→ EXERCISE
A word-for-word copy of the entries, with the images left out, is what you should write.

→ DATA PROVIDED
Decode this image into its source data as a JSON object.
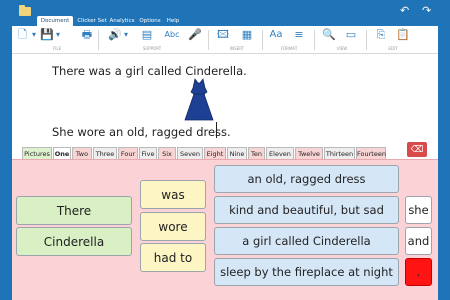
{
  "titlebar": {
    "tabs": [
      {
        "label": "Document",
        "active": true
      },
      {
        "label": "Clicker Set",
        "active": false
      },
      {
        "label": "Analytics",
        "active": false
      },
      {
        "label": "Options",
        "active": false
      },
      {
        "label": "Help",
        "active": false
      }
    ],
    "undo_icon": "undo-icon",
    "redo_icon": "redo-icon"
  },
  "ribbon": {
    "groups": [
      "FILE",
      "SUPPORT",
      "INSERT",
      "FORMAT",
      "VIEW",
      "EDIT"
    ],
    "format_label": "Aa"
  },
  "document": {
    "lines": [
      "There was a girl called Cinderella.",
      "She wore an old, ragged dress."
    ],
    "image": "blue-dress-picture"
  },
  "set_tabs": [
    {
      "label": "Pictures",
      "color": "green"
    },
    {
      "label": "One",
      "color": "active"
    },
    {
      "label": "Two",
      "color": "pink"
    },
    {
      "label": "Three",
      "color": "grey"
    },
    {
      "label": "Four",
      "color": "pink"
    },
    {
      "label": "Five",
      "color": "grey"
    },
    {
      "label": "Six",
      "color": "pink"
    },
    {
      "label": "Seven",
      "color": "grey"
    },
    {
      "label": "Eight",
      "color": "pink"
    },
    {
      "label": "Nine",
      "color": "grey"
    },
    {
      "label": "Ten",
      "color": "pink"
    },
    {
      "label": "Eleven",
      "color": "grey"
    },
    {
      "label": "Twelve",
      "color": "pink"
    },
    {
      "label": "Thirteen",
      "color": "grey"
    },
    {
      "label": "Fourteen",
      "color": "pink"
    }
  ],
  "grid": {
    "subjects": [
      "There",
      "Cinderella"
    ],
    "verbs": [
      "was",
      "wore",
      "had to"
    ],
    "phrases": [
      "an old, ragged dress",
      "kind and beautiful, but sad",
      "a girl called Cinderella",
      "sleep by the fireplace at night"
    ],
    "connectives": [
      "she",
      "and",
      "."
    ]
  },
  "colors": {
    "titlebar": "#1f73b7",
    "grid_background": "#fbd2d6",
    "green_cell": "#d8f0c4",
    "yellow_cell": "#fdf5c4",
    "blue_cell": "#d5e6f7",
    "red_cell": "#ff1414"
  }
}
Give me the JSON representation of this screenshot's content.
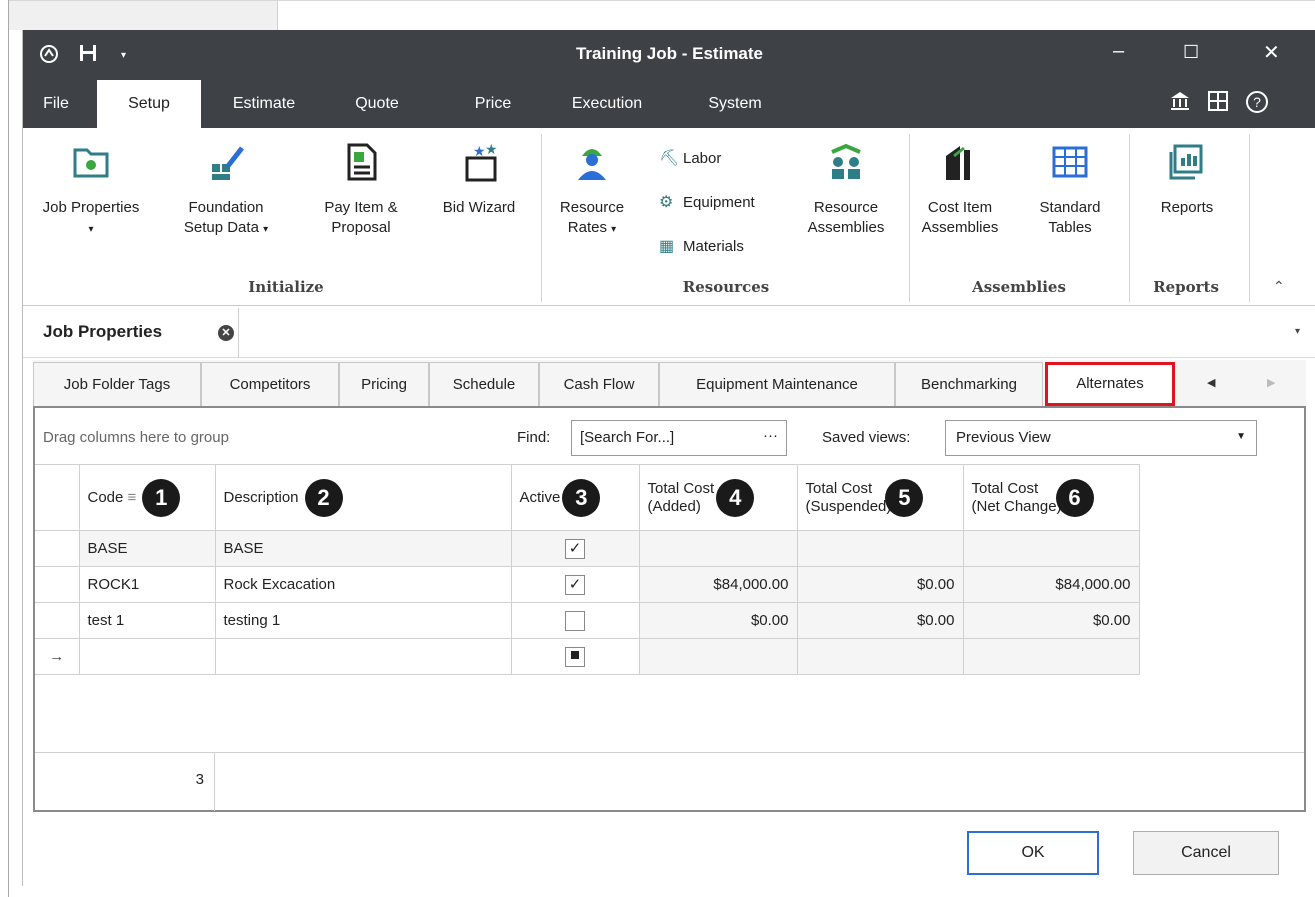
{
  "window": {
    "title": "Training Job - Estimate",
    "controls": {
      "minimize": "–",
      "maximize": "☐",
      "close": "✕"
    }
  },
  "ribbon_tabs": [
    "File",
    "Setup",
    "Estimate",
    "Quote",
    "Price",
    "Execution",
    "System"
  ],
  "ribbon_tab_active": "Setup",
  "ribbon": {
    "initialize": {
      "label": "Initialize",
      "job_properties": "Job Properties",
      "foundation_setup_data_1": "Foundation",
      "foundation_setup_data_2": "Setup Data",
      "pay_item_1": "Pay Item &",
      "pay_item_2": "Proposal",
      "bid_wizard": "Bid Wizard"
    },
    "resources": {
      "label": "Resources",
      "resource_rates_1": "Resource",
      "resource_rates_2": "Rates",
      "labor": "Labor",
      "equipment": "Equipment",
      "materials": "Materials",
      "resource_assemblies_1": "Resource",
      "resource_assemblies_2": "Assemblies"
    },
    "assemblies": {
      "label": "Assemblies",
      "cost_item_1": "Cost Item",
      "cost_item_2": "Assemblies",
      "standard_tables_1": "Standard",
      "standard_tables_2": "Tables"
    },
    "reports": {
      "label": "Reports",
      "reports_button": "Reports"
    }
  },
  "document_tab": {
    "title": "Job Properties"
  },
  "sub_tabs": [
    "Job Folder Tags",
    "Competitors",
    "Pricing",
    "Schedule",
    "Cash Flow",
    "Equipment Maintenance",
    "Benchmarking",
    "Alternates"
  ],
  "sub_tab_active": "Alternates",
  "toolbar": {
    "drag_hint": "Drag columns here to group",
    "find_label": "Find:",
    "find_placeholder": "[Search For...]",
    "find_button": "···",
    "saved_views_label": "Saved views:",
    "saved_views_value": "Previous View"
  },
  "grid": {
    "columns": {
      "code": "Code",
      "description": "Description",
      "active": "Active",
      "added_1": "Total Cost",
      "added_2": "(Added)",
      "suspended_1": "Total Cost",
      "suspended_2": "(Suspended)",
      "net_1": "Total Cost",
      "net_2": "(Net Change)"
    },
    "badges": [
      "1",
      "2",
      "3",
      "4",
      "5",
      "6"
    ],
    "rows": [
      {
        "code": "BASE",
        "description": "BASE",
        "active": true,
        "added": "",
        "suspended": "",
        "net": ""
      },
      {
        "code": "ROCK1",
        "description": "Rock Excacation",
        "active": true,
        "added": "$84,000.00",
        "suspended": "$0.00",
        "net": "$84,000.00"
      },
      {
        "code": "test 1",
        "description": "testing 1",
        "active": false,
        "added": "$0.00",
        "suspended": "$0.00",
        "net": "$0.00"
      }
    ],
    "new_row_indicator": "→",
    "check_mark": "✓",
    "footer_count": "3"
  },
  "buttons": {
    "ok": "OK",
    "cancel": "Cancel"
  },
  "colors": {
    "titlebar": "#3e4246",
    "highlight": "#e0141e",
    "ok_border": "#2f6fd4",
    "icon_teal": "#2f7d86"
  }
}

→ EXPECTED ANSWER
Decode this image into its source data as a JSON object.
{
  "titlebar": {
    "tabs": [
      {
        "label": "Document",
        "active": true
      },
      {
        "label": "Clicker Set",
        "active": false
      },
      {
        "label": "Analytics",
        "active": false
      },
      {
        "label": "Options",
        "active": false
      },
      {
        "label": "Help",
        "active": false
      }
    ],
    "undo_icon": "undo-icon",
    "redo_icon": "redo-icon"
  },
  "ribbon": {
    "groups": [
      "FILE",
      "SUPPORT",
      "INSERT",
      "FORMAT",
      "VIEW",
      "EDIT"
    ],
    "format_label": "Aa"
  },
  "document": {
    "lines": [
      "There was a girl called Cinderella.",
      "She wore an old, ragged dress."
    ],
    "image": "blue-dress-picture"
  },
  "set_tabs": [
    {
      "label": "Pictures",
      "color": "green"
    },
    {
      "label": "One",
      "color": "active"
    },
    {
      "label": "Two",
      "color": "pink"
    },
    {
      "label": "Three",
      "color": "grey"
    },
    {
      "label": "Four",
      "color": "pink"
    },
    {
      "label": "Five",
      "color": "grey"
    },
    {
      "label": "Six",
      "color": "pink"
    },
    {
      "label": "Seven",
      "color": "grey"
    },
    {
      "label": "Eight",
      "color": "pink"
    },
    {
      "label": "Nine",
      "color": "grey"
    },
    {
      "label": "Ten",
      "color": "pink"
    },
    {
      "label": "Eleven",
      "color": "grey"
    },
    {
      "label": "Twelve",
      "color": "pink"
    },
    {
      "label": "Thirteen",
      "color": "grey"
    },
    {
      "label": "Fourteen",
      "color": "pink"
    }
  ],
  "grid": {
    "subjects": [
      "There",
      "Cinderella"
    ],
    "verbs": [
      "was",
      "wore",
      "had to"
    ],
    "phrases": [
      "an old, ragged dress",
      "kind and beautiful, but sad",
      "a girl called Cinderella",
      "sleep by the fireplace at night"
    ],
    "connectives": [
      "she",
      "and",
      "."
    ]
  },
  "colors": {
    "titlebar": "#1f73b7",
    "grid_background": "#fbd2d6",
    "green_cell": "#d8f0c4",
    "yellow_cell": "#fdf5c4",
    "blue_cell": "#d5e6f7",
    "red_cell": "#ff1414"
  }
}
Give me the JSON representation of this screenshot's content.
{
  "window": {
    "title": "Training Job - Estimate",
    "controls": {
      "minimize": "–",
      "maximize": "☐",
      "close": "✕"
    }
  },
  "ribbon_tabs": [
    "File",
    "Setup",
    "Estimate",
    "Quote",
    "Price",
    "Execution",
    "System"
  ],
  "ribbon_tab_active": "Setup",
  "ribbon": {
    "initialize": {
      "label": "Initialize",
      "job_properties": "Job Properties",
      "foundation_setup_data_1": "Foundation",
      "foundation_setup_data_2": "Setup Data",
      "pay_item_1": "Pay Item &",
      "pay_item_2": "Proposal",
      "bid_wizard": "Bid Wizard"
    },
    "resources": {
      "label": "Resources",
      "resource_rates_1": "Resource",
      "resource_rates_2": "Rates",
      "labor": "Labor",
      "equipment": "Equipment",
      "materials": "Materials",
      "resource_assemblies_1": "Resource",
      "resource_assemblies_2": "Assemblies"
    },
    "assemblies": {
      "label": "Assemblies",
      "cost_item_1": "Cost Item",
      "cost_item_2": "Assemblies",
      "standard_tables_1": "Standard",
      "standard_tables_2": "Tables"
    },
    "reports": {
      "label": "Reports",
      "reports_button": "Reports"
    }
  },
  "document_tab": {
    "title": "Job Properties"
  },
  "sub_tabs": [
    "Job Folder Tags",
    "Competitors",
    "Pricing",
    "Schedule",
    "Cash Flow",
    "Equipment Maintenance",
    "Benchmarking",
    "Alternates"
  ],
  "sub_tab_active": "Alternates",
  "toolbar": {
    "drag_hint": "Drag columns here to group",
    "find_label": "Find:",
    "find_placeholder": "[Search For...]",
    "find_button": "···",
    "saved_views_label": "Saved views:",
    "saved_views_value": "Previous View"
  },
  "grid": {
    "columns": {
      "code": "Code",
      "description": "Description",
      "active": "Active",
      "added_1": "Total Cost",
      "added_2": "(Added)",
      "suspended_1": "Total Cost",
      "suspended_2": "(Suspended)",
      "net_1": "Total Cost",
      "net_2": "(Net Change)"
    },
    "badges": [
      "1",
      "2",
      "3",
      "4",
      "5",
      "6"
    ],
    "rows": [
      {
        "code": "BASE",
        "description": "BASE",
        "active": true,
        "added": "",
        "suspended": "",
        "net": ""
      },
      {
        "code": "ROCK1",
        "description": "Rock Excacation",
        "active": true,
        "added": "$84,000.00",
        "suspended": "$0.00",
        "net": "$84,000.00"
      },
      {
        "code": "test 1",
        "description": "testing 1",
        "active": false,
        "added": "$0.00",
        "suspended": "$0.00",
        "net": "$0.00"
      }
    ],
    "new_row_indicator": "→",
    "check_mark": "✓",
    "footer_count": "3"
  },
  "buttons": {
    "ok": "OK",
    "cancel": "Cancel"
  },
  "colors": {
    "titlebar": "#3e4246",
    "highlight": "#e0141e",
    "ok_border": "#2f6fd4",
    "icon_teal": "#2f7d86"
  }
}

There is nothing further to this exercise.